**About this exercise:** Copy out every line of the listing in which "Nombre" appears.

**Data provided:**
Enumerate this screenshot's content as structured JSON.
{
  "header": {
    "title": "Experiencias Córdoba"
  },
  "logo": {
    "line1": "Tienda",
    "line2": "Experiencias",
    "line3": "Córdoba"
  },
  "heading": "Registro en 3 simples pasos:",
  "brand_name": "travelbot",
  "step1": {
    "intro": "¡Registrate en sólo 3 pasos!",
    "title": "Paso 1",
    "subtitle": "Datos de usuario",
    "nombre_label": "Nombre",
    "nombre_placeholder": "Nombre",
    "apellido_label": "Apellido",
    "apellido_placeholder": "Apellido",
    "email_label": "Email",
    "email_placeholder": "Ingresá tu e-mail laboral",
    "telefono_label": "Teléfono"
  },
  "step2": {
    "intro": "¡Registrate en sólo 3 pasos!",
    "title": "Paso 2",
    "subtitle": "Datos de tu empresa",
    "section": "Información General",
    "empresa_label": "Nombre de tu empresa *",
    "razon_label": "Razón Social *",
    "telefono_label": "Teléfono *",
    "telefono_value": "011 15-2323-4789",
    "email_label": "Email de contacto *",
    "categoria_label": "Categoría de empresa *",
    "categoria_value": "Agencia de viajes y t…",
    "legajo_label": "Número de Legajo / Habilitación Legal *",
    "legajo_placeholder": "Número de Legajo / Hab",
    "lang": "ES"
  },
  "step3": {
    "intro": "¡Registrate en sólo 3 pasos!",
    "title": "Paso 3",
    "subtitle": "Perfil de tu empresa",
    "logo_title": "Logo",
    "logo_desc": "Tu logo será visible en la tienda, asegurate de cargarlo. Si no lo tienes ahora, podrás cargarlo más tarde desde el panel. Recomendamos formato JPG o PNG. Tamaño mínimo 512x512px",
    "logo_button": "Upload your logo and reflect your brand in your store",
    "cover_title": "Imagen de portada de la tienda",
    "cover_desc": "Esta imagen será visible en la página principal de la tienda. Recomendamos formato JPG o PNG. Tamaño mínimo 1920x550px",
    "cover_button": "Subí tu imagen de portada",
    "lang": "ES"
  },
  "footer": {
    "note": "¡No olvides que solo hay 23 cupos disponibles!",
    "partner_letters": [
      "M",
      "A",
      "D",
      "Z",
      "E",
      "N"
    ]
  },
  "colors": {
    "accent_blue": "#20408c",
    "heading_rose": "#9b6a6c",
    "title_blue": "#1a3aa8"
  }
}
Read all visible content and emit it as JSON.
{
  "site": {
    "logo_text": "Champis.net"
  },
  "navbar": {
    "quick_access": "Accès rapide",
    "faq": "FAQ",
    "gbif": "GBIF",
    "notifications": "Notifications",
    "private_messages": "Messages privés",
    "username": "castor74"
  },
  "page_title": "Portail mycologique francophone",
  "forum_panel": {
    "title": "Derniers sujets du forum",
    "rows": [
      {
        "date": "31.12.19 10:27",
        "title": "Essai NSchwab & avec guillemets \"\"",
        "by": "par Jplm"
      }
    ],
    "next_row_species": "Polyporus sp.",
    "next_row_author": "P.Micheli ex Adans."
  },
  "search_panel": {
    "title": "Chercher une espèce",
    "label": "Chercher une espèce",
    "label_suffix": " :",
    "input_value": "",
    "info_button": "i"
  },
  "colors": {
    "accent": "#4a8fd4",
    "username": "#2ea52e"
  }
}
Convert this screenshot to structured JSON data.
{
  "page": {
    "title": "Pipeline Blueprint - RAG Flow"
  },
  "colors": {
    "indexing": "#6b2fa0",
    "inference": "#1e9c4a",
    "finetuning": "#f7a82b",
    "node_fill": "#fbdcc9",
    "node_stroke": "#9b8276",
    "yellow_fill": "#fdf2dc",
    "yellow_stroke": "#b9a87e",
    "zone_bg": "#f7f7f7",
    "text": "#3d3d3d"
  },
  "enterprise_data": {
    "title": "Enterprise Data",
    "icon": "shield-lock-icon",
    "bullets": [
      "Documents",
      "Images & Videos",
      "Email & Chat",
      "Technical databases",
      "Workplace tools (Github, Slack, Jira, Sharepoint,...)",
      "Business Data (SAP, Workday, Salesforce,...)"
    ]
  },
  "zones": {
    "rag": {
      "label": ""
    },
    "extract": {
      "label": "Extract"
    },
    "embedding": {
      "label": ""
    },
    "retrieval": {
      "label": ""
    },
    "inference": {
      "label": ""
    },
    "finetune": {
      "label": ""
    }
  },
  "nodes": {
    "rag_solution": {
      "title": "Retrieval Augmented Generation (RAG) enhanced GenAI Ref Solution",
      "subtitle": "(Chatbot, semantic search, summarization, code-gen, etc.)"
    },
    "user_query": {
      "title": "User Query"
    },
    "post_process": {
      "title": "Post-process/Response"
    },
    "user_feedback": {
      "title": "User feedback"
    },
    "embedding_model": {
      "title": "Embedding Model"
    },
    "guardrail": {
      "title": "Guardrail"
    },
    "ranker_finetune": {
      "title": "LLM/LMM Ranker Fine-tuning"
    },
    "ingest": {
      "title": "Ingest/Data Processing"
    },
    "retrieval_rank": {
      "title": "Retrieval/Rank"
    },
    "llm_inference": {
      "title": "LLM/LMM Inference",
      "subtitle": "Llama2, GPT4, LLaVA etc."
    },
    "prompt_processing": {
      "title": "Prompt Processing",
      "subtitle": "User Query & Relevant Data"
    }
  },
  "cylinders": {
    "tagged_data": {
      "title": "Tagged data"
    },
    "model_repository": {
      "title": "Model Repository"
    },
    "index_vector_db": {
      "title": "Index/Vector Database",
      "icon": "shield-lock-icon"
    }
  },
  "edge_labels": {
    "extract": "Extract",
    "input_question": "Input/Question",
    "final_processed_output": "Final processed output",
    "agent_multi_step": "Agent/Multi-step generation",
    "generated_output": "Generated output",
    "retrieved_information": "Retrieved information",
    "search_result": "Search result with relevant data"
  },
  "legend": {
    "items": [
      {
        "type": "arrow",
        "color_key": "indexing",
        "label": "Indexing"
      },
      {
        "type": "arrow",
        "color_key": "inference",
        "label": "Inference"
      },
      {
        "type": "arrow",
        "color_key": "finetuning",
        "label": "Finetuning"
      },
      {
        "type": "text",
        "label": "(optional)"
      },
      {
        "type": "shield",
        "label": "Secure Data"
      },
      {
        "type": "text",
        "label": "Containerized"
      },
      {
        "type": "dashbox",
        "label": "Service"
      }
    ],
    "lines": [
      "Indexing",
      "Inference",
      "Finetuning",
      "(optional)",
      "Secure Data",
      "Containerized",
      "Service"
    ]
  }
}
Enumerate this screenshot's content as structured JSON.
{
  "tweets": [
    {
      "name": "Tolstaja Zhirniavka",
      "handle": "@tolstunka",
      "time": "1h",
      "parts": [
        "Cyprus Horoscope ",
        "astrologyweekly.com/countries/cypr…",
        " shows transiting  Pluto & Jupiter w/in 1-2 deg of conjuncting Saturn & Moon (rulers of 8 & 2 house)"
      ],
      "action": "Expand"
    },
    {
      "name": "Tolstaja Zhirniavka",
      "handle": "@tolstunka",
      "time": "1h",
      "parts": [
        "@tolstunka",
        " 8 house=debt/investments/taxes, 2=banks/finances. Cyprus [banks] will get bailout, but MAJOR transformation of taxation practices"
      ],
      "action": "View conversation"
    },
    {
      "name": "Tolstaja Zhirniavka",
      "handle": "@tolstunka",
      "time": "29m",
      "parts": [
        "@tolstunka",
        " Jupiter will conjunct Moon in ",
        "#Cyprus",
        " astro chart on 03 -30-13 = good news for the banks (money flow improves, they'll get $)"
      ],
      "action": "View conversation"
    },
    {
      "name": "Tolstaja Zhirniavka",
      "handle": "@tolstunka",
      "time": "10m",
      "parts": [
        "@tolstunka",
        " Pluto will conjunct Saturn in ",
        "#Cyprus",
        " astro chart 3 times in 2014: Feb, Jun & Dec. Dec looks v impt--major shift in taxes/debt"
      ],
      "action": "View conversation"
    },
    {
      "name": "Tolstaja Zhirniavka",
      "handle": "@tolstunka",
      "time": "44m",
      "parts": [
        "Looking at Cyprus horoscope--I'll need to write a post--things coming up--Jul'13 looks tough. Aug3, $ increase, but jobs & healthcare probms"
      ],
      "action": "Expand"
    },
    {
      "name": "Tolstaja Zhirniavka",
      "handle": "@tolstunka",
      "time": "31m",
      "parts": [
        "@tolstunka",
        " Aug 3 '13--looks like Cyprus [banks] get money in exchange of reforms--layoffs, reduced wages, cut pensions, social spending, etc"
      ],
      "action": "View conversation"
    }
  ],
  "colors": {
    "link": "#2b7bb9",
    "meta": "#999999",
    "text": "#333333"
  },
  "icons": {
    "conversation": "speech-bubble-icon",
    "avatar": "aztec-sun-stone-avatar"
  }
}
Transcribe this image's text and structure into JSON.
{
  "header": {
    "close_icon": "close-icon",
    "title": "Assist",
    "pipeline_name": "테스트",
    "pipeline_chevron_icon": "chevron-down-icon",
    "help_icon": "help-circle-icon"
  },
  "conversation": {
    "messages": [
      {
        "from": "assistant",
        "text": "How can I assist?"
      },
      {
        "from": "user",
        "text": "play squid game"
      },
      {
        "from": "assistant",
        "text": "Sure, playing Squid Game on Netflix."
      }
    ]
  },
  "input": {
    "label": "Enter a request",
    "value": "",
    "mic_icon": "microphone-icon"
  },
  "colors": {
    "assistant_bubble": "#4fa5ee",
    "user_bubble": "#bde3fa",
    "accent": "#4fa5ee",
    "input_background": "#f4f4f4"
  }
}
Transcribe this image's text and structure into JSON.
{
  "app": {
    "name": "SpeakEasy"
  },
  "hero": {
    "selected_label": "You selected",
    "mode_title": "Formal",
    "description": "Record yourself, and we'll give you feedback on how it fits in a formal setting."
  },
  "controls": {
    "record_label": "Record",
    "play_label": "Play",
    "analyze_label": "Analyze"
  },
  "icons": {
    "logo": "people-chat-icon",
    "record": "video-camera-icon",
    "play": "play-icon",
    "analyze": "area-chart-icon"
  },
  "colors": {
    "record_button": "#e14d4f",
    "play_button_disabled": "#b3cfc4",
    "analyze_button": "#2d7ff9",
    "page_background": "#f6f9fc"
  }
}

**Result of the exercise:**
    "nombre_label": "Nombre",
    "nombre_placeholder": "Nombre",
    "empresa_label": "Nombre de tu empresa *",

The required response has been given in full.